Does homeowners insurance cover mold?
Well, it’s complicated. But then insurance coverage often is. So here are generalities and then you can check your own policy and with your state’s insurance regulations.
Insurers cover mold contamination that results from sudden and unforeseen accidents, such as a burst pipe, a toilet that overflowed or a malfunctioning A/C unit—as long as you take reasonable steps to mitigate the damage.
Examples of what will be covered
· The hot water heater bursts and mold grows on the surrounding walls.
· Mold develops due to the fire company extinguishing a fire at your home.
· The dishwater goes haywire and floods your kitchen.
Most insurers do not cover mold contamination that results from the homeowner’s negligence. This includes mold from long-term leakage, moisture or water intrusion due to substandard construction, ordinary wear and tear, lack of maintenance or poorly done repairs.
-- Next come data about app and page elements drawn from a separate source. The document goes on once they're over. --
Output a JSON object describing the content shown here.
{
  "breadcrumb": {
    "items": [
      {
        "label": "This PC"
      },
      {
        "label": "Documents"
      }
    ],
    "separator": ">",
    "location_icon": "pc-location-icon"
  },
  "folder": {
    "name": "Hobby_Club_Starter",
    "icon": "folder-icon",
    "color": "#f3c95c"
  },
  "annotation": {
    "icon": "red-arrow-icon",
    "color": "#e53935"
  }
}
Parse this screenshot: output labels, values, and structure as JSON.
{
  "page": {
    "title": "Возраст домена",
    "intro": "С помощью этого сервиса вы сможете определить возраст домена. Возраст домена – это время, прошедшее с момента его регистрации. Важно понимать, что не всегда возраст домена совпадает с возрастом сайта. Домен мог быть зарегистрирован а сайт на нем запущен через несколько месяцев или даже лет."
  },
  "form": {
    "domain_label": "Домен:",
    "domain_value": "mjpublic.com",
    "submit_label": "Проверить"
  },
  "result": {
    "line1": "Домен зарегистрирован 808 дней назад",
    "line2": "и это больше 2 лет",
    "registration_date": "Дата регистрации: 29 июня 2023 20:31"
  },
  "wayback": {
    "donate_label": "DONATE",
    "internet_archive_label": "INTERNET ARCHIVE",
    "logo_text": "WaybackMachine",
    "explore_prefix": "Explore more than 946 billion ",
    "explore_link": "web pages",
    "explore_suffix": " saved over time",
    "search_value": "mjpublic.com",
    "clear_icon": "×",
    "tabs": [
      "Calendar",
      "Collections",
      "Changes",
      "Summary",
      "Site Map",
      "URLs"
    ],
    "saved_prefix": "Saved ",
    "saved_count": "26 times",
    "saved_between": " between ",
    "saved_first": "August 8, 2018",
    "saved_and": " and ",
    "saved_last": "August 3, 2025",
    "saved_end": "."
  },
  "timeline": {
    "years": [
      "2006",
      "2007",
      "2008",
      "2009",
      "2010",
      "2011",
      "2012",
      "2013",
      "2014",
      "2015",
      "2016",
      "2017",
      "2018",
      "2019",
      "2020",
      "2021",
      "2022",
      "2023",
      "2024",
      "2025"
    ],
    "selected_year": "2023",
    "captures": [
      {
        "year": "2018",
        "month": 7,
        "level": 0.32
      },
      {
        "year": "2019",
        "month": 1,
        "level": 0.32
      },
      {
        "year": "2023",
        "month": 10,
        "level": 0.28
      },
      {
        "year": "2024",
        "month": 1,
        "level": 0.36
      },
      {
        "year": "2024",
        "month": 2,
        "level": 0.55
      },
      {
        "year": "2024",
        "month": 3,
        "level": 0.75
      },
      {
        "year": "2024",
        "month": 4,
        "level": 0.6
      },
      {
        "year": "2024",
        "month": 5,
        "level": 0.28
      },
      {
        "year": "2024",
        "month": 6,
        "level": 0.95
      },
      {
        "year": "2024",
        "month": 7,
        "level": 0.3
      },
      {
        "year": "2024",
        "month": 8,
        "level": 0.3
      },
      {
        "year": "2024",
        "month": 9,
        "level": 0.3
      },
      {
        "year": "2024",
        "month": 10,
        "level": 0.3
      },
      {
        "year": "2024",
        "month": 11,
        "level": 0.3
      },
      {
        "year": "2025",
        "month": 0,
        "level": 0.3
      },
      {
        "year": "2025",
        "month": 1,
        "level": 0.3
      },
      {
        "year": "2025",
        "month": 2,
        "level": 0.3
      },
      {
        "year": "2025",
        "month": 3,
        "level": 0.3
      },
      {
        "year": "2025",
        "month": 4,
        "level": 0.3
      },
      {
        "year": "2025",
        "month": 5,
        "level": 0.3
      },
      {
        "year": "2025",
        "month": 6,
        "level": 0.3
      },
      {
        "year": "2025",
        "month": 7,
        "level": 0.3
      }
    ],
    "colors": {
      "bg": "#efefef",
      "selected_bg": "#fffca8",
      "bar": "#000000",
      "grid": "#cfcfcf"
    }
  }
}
In other words, anything that they feel you should have/could have prevented.
Also, mold that results from a regional or storm-related flooding is not covered. You would need a separate policy for flood insurance.
Examples of what will not be covered
· Your bathtub has leaked for years and a mold infestation has resulted.
· You live in a humid climate and failed to use a dehumidifier.
· After an accidental flood or overflow, you failed to dry out everything that was waterlogged as soon as possible (i.e., immediately).
In the state of Texas, it is common that if a homeowner’s policy is used then they will require a Certificate of Mold Damage Remediation (CMDR) to insurance the remediation is complete and the mold damage is not likely to return for the same reason.
In this case, you will need need to get a mold assessment done by an inspector licensed in the state of Texas and a protocol written. You will then need to get the work done by a mold remediation company licensed in the state of Texas.
After the work is complete, a licensed mold consultant will need to come out and verify the work is done with a post remediation clearance inspection. Once the project is deemed complete the the mold inspector, the licensed mold remediator in charge of the project will sign their part of the CMDR within 10 days of the project being complete and then the licensed mold consultant will sign their part of the certificate.